*EXERCISE GOAL*.
Repeat every entry below exactly as given.

*MATERIAL TO PROCESS*.

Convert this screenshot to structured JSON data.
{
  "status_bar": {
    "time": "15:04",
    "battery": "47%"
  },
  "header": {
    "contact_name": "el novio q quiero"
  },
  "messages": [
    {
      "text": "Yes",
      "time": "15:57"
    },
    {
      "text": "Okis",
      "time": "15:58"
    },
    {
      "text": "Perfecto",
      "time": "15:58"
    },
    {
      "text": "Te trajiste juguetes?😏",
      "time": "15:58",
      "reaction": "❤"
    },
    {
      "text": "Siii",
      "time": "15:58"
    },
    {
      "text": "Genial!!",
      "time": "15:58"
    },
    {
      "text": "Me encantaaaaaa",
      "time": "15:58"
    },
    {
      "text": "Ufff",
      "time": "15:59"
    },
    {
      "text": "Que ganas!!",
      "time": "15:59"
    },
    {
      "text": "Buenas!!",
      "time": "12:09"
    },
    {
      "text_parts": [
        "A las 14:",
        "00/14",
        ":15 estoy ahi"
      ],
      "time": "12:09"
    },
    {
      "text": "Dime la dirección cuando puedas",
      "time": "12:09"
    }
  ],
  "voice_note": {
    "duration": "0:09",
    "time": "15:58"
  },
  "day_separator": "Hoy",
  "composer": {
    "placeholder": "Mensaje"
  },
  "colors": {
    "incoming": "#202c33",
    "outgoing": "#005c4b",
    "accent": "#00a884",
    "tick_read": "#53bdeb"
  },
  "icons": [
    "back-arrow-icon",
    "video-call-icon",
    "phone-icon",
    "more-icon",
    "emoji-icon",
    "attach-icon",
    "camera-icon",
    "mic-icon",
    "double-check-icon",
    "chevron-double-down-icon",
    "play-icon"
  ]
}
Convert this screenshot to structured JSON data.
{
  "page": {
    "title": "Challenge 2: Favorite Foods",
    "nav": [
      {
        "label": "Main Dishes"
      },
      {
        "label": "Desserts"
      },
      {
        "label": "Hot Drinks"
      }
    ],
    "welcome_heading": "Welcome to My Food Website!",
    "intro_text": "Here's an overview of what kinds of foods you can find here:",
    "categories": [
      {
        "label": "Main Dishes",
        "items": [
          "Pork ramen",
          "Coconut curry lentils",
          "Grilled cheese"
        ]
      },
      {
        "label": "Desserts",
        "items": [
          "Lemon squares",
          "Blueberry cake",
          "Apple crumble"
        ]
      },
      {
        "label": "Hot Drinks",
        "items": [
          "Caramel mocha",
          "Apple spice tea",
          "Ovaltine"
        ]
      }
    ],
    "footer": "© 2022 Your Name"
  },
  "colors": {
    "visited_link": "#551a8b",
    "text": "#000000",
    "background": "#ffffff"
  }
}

*TASK OUTPUT*.
Convert this screenshot to structured JSON data.
{
  "status_bar": {
    "time": "15:04",
    "battery": "47%"
  },
  "header": {
    "contact_name": "el novio q quiero"
  },
  "messages": [
    {
      "text": "Yes",
      "time": "15:57"
    },
    {
      "text": "Okis",
      "time": "15:58"
    },
    {
      "text": "Perfecto",
      "time": "15:58"
    },
    {
      "text": "Te trajiste juguetes?😏",
      "time": "15:58",
      "reaction": "❤"
    },
    {
      "text": "Siii",
      "time": "15:58"
    },
    {
      "text": "Genial!!",
      "time": "15:58"
    },
    {
      "text": "Me encantaaaaaa",
      "time": "15:58"
    },
    {
      "text": "Ufff",
      "time": "15:59"
    },
    {
      "text": "Que ganas!!",
      "time": "15:59"
    },
    {
      "text": "Buenas!!",
      "time": "12:09"
    },
    {
      "text_parts": [
        "A las 14:",
        "00/14",
        ":15 estoy ahi"
      ],
      "time": "12:09"
    },
    {
      "text": "Dime la dirección cuando puedas",
      "time": "12:09"
    }
  ],
  "voice_note": {
    "duration": "0:09",
    "time": "15:58"
  },
  "day_separator": "Hoy",
  "composer": {
    "placeholder": "Mensaje"
  },
  "colors": {
    "incoming": "#202c33",
    "outgoing": "#005c4b",
    "accent": "#00a884",
    "tick_read": "#53bdeb"
  },
  "icons": [
    "back-arrow-icon",
    "video-call-icon",
    "phone-icon",
    "more-icon",
    "emoji-icon",
    "attach-icon",
    "camera-icon",
    "mic-icon",
    "double-check-icon",
    "chevron-double-down-icon",
    "play-icon"
  ]
}
Convert this screenshot to structured JSON data.
{
  "page": {
    "title": "Challenge 2: Favorite Foods",
    "nav": [
      {
        "label": "Main Dishes"
      },
      {
        "label": "Desserts"
      },
      {
        "label": "Hot Drinks"
      }
    ],
    "welcome_heading": "Welcome to My Food Website!",
    "intro_text": "Here's an overview of what kinds of foods you can find here:",
    "categories": [
      {
        "label": "Main Dishes",
        "items": [
          "Pork ramen",
          "Coconut curry lentils",
          "Grilled cheese"
        ]
      },
      {
        "label": "Desserts",
        "items": [
          "Lemon squares",
          "Blueberry cake",
          "Apple crumble"
        ]
      },
      {
        "label": "Hot Drinks",
        "items": [
          "Caramel mocha",
          "Apple spice tea",
          "Ovaltine"
        ]
      }
    ],
    "footer": "© 2022 Your Name"
  },
  "colors": {
    "visited_link": "#551a8b",
    "text": "#000000",
    "background": "#ffffff"
  }
}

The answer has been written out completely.